COLUMBIA - Postal workers rallied Tuesday in front of Representative Luetkemeyer's office regarding several proposed changes to the United States Postal Service.
Two initiatives were at the forefront of the rally— one that postal workers are in support of, and another they strongly oppose.
HR 1351, which postal workers rallied in favor of, would pull back nearly 20 billion dollars in funding that has been put away into pension and health insurance funds for postal workers.
Those in favor of this bill feel it would solve many of the financial problems faced by the U.S. Postal Service and potentially save jobs.
On the other hand, HR 2309 would attempt to streamline the postal service, closing underused branches, and mandating that eligible retirees should do so.
"We have more post offices than McDonalds, Starbucks, FedEx and UPS's combined," said Ali Ahmad, Communications Adviser for the Oversight and Government Committee.
This committee advocates adoption of HR 2306 in order to adapt to changing technologies and cut costs.
Both bills are under the jurisdiction of the Oversight and Government Reform Committee of the House of Representatives, chaired by Congressman Darrell Issa (R-CA).
Across the nation, postal workers and community members gathered together on this day, deemed 'National Rally Day'.
Participants in Mid-Missouri said Representative Luetkemeyer, who will vote on these bills, has been pragmatic but understanding in his response.

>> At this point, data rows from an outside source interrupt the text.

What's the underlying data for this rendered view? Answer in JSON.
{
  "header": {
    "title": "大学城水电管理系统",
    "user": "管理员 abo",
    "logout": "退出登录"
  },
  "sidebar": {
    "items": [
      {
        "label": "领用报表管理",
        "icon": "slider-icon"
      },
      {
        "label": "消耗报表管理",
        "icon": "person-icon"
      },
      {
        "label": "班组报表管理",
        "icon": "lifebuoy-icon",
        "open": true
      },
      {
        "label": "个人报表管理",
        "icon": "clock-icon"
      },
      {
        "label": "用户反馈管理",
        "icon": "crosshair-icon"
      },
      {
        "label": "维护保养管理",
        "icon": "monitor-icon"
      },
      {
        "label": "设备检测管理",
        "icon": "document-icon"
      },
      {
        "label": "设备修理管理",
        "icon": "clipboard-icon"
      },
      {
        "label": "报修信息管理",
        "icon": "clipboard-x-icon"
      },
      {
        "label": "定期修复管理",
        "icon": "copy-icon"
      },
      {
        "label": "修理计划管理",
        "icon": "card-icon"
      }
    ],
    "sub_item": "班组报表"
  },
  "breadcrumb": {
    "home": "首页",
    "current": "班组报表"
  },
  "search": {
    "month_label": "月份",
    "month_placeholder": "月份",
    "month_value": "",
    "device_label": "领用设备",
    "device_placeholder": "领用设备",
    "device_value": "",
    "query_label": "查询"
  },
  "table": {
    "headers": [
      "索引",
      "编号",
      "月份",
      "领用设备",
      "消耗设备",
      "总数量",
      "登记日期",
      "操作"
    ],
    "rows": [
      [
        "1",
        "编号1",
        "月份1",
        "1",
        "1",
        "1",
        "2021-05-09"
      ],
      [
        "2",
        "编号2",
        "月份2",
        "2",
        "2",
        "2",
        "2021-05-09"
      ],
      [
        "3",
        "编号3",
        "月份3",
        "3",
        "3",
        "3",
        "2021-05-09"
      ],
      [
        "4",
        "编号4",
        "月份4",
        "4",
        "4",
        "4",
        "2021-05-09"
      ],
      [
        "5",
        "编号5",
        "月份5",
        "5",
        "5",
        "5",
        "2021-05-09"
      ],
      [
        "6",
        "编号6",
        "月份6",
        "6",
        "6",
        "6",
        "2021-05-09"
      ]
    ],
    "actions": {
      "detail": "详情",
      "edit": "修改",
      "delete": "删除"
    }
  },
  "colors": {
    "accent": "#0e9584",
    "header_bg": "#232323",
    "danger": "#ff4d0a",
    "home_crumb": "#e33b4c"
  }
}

In a statement released today, Luetkemeyer said, "While the postal service must adapt to the challenges of the future, these financial difficulties should not be used as a pretense to transform the USPS into an organization that provides a higher level of service for urban America than it does for rural America."
According to Jim Marsden, American Postal Workers Union Steward, HR 1351 is stuck in Issa's committee, needing more sponsors to move forward.
Today's for the rallying postal workers was to gain more sponsorship for this bill, and diminish support for HR 2309.
"If they could get 1351 passed through Congress, it'd fix the funding problem, it would not be an issue that we would have to come to again next year, where we just kick the can down the road and do this all over again. We'd like to see something, you know a long-term fix, and I think that's what we'd end up with," said Kevin Boyer, President of the Missouri State National Association of Letter Carriers.